(ASSIGNMENT):
Search the data for the word "label" and copy each line that has it.

▬▬▬▬▬▬

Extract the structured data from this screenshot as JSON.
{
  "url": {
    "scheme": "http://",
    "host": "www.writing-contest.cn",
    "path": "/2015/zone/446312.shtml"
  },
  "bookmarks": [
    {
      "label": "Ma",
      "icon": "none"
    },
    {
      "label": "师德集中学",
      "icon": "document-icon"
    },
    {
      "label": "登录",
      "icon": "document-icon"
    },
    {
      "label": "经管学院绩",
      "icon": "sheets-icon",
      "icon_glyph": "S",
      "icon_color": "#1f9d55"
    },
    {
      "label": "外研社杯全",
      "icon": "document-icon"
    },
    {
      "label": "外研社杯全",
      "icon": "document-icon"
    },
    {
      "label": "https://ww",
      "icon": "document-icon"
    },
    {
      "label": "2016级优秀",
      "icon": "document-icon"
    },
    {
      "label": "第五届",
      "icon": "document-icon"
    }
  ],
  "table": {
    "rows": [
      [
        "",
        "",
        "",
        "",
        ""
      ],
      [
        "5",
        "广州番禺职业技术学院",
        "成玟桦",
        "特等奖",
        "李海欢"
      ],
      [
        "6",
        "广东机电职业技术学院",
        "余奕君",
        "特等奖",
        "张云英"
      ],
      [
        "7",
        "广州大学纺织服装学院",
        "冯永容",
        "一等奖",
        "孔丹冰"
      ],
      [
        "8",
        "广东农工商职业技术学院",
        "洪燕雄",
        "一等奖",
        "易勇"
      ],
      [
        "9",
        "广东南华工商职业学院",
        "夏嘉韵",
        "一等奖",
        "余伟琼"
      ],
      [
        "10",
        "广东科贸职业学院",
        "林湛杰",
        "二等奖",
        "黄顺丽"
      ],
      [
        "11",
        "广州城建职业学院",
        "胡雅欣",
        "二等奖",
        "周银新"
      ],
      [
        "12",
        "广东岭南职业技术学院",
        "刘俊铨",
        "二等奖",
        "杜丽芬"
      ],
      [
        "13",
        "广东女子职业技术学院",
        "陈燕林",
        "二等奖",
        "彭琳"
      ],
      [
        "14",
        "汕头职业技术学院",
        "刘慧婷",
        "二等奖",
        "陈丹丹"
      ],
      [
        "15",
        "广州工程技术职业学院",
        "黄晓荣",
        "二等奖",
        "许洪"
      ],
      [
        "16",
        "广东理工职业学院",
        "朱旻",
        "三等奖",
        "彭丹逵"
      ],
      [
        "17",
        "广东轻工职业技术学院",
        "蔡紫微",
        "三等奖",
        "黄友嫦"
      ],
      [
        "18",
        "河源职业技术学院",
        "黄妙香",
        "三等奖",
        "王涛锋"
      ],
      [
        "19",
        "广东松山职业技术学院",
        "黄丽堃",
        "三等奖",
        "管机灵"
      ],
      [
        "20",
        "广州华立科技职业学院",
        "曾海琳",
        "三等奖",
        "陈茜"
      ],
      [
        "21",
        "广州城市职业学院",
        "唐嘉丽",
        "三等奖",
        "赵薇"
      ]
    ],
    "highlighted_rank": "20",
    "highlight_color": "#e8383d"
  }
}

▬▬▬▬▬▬

(WORKED SOLUTION):
      "label": "Ma",
      "label": "师德集中学",
      "label": "登录",
      "label": "经管学院绩",
      "label": "外研社杯全",
      "label": "外研社杯全",
      "label": "https://ww",
      "label": "2016级优秀",
      "label": "第五届",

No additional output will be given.